* EXERCISE REQUIREMENTS
Needed from the entries below: every line that holds the word "Giacenza".

* Items from an interface collection
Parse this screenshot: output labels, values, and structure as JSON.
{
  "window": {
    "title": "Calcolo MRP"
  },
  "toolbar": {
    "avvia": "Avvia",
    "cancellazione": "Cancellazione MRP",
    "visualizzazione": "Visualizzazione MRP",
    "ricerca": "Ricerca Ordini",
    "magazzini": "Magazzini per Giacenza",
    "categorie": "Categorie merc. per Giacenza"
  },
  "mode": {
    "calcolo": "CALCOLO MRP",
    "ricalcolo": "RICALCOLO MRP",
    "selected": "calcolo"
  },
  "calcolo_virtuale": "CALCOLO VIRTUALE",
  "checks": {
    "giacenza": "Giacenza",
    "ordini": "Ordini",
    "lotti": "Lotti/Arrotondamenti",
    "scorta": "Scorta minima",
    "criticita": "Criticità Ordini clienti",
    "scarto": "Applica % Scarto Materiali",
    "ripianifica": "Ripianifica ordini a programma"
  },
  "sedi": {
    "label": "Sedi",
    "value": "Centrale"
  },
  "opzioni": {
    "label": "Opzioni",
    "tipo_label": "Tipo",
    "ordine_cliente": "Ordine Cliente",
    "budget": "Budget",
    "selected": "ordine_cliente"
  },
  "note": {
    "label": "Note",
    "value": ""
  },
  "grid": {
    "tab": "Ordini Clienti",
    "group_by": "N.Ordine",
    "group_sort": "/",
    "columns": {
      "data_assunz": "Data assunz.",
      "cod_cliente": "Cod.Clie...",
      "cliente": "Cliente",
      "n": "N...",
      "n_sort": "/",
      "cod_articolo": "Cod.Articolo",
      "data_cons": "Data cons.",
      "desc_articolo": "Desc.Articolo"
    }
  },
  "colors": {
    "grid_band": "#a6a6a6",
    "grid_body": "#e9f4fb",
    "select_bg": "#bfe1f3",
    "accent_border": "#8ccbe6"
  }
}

* OUTPUT FOR THIS EXERCISE
    "magazzini": "Magazzini per Giacenza",
    "categorie": "Categorie merc. per Giacenza"
    "giacenza": "Giacenza",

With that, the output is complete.